Tea prices at the Mombasa auction rose to a 23-week high in last week’s sale on the back of better demand from buyers amid a decline in volume offered for sale.
Data from the East African Tea Trade Association (Eatta) shows that the price per kilogramme of the beverage rose to $2.32 (Sh280) from $2.27 (Sh274) in the previous sale, promising relief for farmers who have been staring at low earnings after a streak of poor prices in recent weeks.
However, despite the improved price offers, 39 percent of tea offered for sale was withdrawn from the auction floor, up from 33 percent that was taken off the auction floor in the last week’s sale, signalling that sellers are anticipating a further rise in the price of the beverage.
The volume of tea offered dipped by over half a million kilogrammes, to mark a second time in a row that the quantities have been declining.
“There was a fairly good demand following quality for the 189,420 packages (12.1 million kilogrammes) on offer. At least 111,460 packages (7.3 million kilogrammes) were sold,” said Eatta in the market report.
During the sale, Pakistan Packers, Yemen and other Middle Eastern countries lent strong support, with selective interest from Afghanistan and Kazakhstan.
The falling prices had earlier been attributed to low demand for the commodity at the auction following the invasion of Ukraine by Russia in February, which disrupted the market.
The Russian war on Ukraine cut tea exports to the Asian nation by over Sh05 billion in the first quarter, according to the regulator.
Farmers allied to the Kenya Tea Development Agency Holdings saw their earnings rise 42.4 percent to Sh62.8 billion in the year ended June 2022 when the price of the commodity rose by double digits.
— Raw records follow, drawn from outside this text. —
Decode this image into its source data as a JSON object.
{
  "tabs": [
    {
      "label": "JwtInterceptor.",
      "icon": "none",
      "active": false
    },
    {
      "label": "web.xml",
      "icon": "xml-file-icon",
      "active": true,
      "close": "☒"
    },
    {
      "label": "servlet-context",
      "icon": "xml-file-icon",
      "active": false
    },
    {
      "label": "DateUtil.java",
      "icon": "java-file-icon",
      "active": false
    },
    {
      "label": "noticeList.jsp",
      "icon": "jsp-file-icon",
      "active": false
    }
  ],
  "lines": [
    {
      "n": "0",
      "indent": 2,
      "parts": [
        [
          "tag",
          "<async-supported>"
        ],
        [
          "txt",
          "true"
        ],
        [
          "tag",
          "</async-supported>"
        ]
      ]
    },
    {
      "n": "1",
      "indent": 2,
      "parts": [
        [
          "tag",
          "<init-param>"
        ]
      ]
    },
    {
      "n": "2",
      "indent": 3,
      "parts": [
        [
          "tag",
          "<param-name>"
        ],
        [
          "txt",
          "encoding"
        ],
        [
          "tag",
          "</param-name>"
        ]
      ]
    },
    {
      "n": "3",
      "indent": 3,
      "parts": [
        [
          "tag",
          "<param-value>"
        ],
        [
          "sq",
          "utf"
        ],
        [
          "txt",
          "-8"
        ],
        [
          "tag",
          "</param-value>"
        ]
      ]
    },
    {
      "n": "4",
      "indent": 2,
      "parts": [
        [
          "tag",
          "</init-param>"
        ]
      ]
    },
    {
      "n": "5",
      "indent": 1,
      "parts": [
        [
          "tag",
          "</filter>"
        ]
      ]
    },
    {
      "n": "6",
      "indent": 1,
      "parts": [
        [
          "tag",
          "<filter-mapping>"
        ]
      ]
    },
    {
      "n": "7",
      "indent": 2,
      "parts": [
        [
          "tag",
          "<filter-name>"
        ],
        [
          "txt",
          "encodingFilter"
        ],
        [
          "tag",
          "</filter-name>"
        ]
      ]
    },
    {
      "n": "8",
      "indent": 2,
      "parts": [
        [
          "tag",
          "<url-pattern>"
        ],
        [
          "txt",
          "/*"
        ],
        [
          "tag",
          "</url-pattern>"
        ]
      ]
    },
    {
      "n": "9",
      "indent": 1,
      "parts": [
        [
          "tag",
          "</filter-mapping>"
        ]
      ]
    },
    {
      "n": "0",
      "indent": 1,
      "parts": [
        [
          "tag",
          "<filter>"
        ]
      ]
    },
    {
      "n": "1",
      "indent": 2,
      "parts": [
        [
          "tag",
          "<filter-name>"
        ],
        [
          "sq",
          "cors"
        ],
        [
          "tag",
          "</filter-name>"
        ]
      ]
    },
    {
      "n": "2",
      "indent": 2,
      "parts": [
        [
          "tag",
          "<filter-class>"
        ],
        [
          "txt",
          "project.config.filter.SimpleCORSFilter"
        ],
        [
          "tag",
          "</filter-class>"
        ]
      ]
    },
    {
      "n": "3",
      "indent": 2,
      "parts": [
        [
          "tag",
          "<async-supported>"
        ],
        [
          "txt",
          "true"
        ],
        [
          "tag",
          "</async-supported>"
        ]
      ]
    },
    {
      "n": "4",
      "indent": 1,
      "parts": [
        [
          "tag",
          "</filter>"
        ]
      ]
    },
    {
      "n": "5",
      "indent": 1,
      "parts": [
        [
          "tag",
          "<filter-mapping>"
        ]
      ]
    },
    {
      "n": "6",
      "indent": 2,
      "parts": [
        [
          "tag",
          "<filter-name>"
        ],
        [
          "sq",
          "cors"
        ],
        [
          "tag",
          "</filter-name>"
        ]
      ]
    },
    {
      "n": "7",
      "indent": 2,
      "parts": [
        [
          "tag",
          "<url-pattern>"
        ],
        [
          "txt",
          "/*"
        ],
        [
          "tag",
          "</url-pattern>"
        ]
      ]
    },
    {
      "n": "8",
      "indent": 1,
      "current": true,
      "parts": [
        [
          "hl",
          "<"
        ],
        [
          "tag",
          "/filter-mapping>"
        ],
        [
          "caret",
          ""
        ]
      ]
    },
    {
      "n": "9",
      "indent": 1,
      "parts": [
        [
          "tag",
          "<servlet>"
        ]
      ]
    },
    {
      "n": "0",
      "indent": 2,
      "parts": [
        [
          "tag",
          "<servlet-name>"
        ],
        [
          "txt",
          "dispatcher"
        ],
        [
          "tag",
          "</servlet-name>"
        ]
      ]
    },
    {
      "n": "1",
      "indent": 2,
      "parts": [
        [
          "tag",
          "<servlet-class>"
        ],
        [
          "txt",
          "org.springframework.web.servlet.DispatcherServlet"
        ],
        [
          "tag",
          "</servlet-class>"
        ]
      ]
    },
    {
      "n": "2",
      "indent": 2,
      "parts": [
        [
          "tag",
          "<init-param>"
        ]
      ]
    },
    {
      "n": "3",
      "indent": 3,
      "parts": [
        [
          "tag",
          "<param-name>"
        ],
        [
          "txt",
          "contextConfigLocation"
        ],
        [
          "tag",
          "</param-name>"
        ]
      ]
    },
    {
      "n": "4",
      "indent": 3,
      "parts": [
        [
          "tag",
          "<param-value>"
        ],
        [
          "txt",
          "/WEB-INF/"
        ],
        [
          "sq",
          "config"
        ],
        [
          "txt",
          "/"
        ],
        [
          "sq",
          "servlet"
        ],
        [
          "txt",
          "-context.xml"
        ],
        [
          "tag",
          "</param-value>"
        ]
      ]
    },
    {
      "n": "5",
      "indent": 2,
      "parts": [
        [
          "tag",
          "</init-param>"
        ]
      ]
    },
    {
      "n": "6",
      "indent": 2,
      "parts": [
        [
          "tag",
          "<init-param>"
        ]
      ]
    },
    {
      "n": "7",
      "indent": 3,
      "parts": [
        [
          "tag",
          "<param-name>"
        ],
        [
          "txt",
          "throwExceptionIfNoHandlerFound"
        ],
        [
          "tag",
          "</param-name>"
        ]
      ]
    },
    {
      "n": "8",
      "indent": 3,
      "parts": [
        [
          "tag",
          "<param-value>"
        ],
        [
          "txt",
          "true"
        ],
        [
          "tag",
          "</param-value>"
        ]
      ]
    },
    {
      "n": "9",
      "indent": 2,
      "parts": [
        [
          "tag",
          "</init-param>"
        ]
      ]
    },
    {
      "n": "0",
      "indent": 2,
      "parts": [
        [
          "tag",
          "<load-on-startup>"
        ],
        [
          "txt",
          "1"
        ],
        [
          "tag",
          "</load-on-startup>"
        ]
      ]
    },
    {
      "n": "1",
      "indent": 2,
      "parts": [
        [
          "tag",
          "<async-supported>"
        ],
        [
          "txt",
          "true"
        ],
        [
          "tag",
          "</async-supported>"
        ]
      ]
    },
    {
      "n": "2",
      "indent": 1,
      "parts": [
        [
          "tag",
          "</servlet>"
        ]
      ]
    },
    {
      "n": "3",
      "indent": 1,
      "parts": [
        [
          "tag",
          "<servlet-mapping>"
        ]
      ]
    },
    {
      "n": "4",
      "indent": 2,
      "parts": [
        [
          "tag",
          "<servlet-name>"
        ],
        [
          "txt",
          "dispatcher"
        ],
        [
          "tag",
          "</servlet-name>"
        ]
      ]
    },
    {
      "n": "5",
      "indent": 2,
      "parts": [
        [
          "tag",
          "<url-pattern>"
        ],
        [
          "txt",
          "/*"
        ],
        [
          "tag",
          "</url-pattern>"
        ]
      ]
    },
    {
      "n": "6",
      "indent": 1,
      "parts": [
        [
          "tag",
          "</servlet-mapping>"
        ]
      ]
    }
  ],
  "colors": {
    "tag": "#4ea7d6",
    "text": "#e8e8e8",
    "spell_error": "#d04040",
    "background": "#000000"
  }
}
The payout was the highest received in five years.
The 26.6 percent price jump was helped by the government’s introduction of a minimum tea price per kilogramme of $2.43 for KTDA stocks starting July last year.